» Your task
Repeat the data verbatim, images excluded.

(Records from a data source)
────────────────────────────────────────

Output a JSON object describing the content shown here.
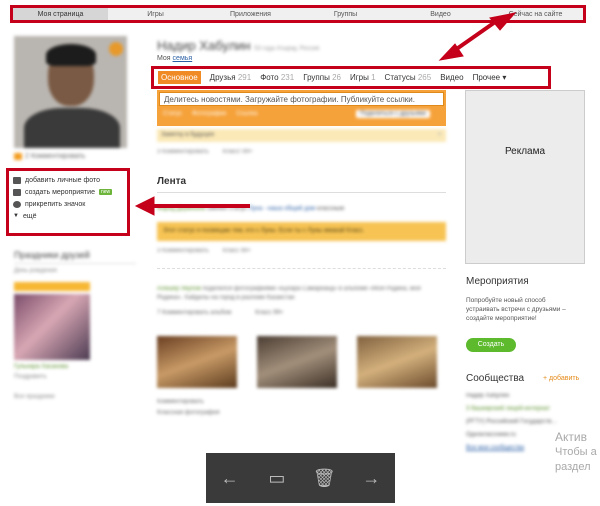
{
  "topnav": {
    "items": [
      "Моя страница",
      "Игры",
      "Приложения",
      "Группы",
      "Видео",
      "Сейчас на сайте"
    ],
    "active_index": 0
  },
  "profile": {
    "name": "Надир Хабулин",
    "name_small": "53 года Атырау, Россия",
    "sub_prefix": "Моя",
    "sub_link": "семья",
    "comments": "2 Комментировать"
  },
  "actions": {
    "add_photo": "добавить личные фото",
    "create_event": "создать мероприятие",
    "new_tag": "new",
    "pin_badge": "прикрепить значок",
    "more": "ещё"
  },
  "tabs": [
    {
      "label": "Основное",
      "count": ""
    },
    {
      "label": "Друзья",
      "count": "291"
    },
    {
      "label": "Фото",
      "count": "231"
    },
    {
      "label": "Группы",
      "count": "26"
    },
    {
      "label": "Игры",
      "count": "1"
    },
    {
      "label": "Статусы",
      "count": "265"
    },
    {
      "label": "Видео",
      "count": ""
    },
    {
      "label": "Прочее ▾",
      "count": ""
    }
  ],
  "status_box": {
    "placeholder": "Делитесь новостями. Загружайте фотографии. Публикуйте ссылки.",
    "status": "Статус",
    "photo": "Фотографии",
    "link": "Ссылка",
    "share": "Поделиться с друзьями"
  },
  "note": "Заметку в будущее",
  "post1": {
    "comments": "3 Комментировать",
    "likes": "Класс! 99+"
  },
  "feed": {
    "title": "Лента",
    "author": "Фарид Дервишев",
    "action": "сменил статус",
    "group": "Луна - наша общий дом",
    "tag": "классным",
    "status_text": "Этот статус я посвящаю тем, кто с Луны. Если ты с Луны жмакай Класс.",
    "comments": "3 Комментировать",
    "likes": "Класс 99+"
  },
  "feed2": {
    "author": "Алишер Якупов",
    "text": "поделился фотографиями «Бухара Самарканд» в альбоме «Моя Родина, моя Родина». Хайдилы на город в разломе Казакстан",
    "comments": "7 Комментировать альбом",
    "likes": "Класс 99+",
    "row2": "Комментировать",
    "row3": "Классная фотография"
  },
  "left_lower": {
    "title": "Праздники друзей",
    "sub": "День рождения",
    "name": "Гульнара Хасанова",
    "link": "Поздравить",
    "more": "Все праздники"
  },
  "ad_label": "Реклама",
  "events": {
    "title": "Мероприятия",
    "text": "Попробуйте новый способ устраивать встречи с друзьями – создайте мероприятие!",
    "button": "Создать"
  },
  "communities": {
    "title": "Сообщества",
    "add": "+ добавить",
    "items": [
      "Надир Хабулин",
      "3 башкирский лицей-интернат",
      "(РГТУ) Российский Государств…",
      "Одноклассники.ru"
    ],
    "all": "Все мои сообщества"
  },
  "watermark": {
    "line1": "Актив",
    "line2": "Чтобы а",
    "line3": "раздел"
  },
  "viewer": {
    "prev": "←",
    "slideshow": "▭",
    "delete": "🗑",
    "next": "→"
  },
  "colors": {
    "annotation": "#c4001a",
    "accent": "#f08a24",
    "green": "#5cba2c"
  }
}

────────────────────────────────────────

» Result of the task
Output a JSON object describing the content shown here.
{
  "topnav": {
    "items": [
      "Моя страница",
      "Игры",
      "Приложения",
      "Группы",
      "Видео",
      "Сейчас на сайте"
    ],
    "active_index": 0
  },
  "profile": {
    "name": "Надир Хабулин",
    "name_small": "53 года Атырау, Россия",
    "sub_prefix": "Моя",
    "sub_link": "семья",
    "comments": "2 Комментировать"
  },
  "actions": {
    "add_photo": "добавить личные фото",
    "create_event": "создать мероприятие",
    "new_tag": "new",
    "pin_badge": "прикрепить значок",
    "more": "ещё"
  },
  "tabs": [
    {
      "label": "Основное",
      "count": ""
    },
    {
      "label": "Друзья",
      "count": "291"
    },
    {
      "label": "Фото",
      "count": "231"
    },
    {
      "label": "Группы",
      "count": "26"
    },
    {
      "label": "Игры",
      "count": "1"
    },
    {
      "label": "Статусы",
      "count": "265"
    },
    {
      "label": "Видео",
      "count": ""
    },
    {
      "label": "Прочее ▾",
      "count": ""
    }
  ],
  "status_box": {
    "placeholder": "Делитесь новостями. Загружайте фотографии. Публикуйте ссылки.",
    "status": "Статус",
    "photo": "Фотографии",
    "link": "Ссылка",
    "share": "Поделиться с друзьями"
  },
  "note": "Заметку в будущее",
  "post1": {
    "comments": "3 Комментировать",
    "likes": "Класс! 99+"
  },
  "feed": {
    "title": "Лента",
    "author": "Фарид Дервишев",
    "action": "сменил статус",
    "group": "Луна - наша общий дом",
    "tag": "классным",
    "status_text": "Этот статус я посвящаю тем, кто с Луны. Если ты с Луны жмакай Класс.",
    "comments": "3 Комментировать",
    "likes": "Класс 99+"
  },
  "feed2": {
    "author": "Алишер Якупов",
    "text": "поделился фотографиями «Бухара Самарканд» в альбоме «Моя Родина, моя Родина». Хайдилы на город в разломе Казакстан",
    "comments": "7 Комментировать альбом",
    "likes": "Класс 99+",
    "row2": "Комментировать",
    "row3": "Классная фотография"
  },
  "left_lower": {
    "title": "Праздники друзей",
    "sub": "День рождения",
    "name": "Гульнара Хасанова",
    "link": "Поздравить",
    "more": "Все праздники"
  },
  "ad_label": "Реклама",
  "events": {
    "title": "Мероприятия",
    "text": "Попробуйте новый способ устраивать встречи с друзьями – создайте мероприятие!",
    "button": "Создать"
  },
  "communities": {
    "title": "Сообщества",
    "add": "+ добавить",
    "items": [
      "Надир Хабулин",
      "3 башкирский лицей-интернат",
      "(РГТУ) Российский Государств…",
      "Одноклассники.ru"
    ],
    "all": "Все мои сообщества"
  },
  "watermark": {
    "line1": "Актив",
    "line2": "Чтобы а",
    "line3": "раздел"
  },
  "viewer": {
    "prev": "←",
    "slideshow": "▭",
    "delete": "🗑",
    "next": "→"
  },
  "colors": {
    "annotation": "#c4001a",
    "accent": "#f08a24",
    "green": "#5cba2c"
  }
}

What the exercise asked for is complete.